Cornering: While the Anthem might fly around a worn-in purpose-built cross country race track, it’s no trail shredder and prefers to keep its tyres on the ground. Take it back country and off the beaten path and you’ll have to hold on tight and keep your wits about you, but cutting laps on a familiar and predictable loop of trail and it’ll match your hard efforts with speed in return.
While an experienced cross country rider will have no troubles, to others the Anthem could be a hand full to manage, the long and low cockpit tends to put you in a position that doesn’t exactly lend itself to tipping the bike over into a corner or helping you hook in with the side knobs of the tyres. It won’t respond so well to flamboyant or reckless riding like the Anthem SX or Trance does.
The 27.5″ wheels do great things to the bike’s agility, you can twist and weave through tight singletrack like crazy, and we were setting fast times through those stop-start trails with loads of tight turns.
Descending: The FOX suspension and the Maestro do a stellar job of gobbling up the rough trails, but if it gets steep, things get a bit nervous. The long stem gives the Anthem its top climbing marks, but it does put you right over the front when the trail points down, especially as there’s no dropper post to help you get your weight low. At the risk of sacrificing the bike’s ultimate climbing performance, you could experiment with a shorter stem to bring you up and back a little towards the centre of the bike, especially if the trails you frequent are steep or loose.

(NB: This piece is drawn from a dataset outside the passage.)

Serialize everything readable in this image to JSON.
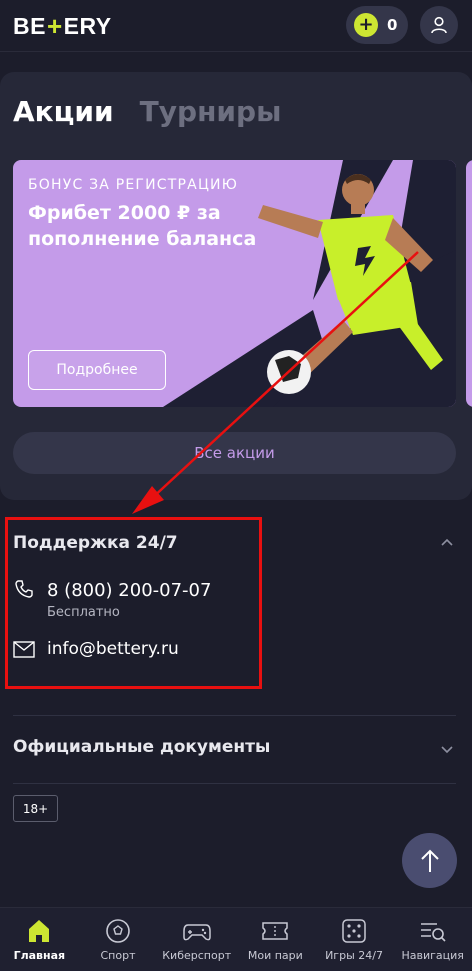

The Shimano XT brakes are solid insurance when descending. If you do come in a bit hot, they’ll rein it all in quick smart. The lever fits so perfectly under a single index finger letting the rest of your hand grip the bars securely.
What we’d change: The Anthem comes with a super-long rear brake and gear cable, and when we dropped the stem down on the steer tube they got even longer. When climbing out of the saddle our knees would knock the cables, so give it some TLC and lop a few inches off them.
If your trails are rough and loose, perhaps experiment with a shorter stem and a meatier front tyre for a little added confidence through the turns and down the hills.
Otherwise the Anthem is dialled and ready out of the box, Giant have done a great job dressing this one.
After a few weeks of riding we got to understand what this bike lives for, and we learnt to love the Anthem on trails that suited its competitive streak. But you really need to understand what you’re getting into if considering one: if you’re into racing, or riding buff trails you’ll love it, it’s an absolute rocket on fast race tracks. On the other hand if you’re less experienced and/or are keen for a bike that’ll be more confident on a variety of trail types or you want a rig to blast around for the fun of it, we’d suggest a test ride the Anthem SX or Trance too.
And the wheel size debate? Well, once on board, we soon forgot about the 29 vs 27.5 wheel size thing. Our time on the Anthem was spent ripping through singletrack so fast it was hard to believe we could have done it any faster, no matter what wheel size it had.